The Junction City and Fort Kearney Railroad, a subsidiary of the Kansas Pacific Railroad, was incorporated in Kansas on June 29, 1871. Construction started on its line at the Kansas Pacific mainline at Junction City and advanced north to Clay Center. It was completed on March 12, 1873. There, the Junction City and Fort Kearney Railroad connected with the Leavenworth, Kansas & Western Railroad.
In 1878, the line was extended north to Concordia to connect with the Missouri Pacific Railroad and the Chicago, Burlington, and Quincy Railroads.

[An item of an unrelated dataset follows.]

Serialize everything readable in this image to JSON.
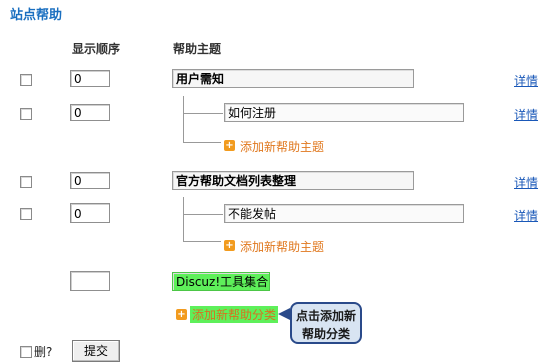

In 1884, the Junction City and Fort Kearney Railroad was extended again, this time between Lawrenceburg, on the line east of Concordia, and northwards to Belleville. This was known as the Belleville Branch under the Union Pacific.
After 28 years of operation, the Junction City and Fort Kearney Railroad, along with the Kansas Pacific Railroad, was merged into the Union Pacific Railroad on May 29, 1899, which continued using the line under the name of the Junction City Branch or the Fort Kearney Branch, for most of its length between Clay Center and Concordia, the Junction City and Fort Kearney Railroad ran parallel and adjacent to the Chicago, Rock Island & Pacific Railroad.
The Clay Center-Concordia segment was formally abandoned in 1933 by the Union Pacific Railroad when they decided to utilize trackage rights across the Leavenworth, Kansas & Western Railroad to Miltonvale and then over the Atchison, Topeka & Santa Fe Railroad north to Concordia. This abandonment filing also included the branch line to Belleville in 1934. The remainder of the line between Junction City and Clay Center was abandoned by the Union Pacific Railroad in 1964 when the Republican River was dammed over the right-of-way just north of Junction City to create Milford Lake.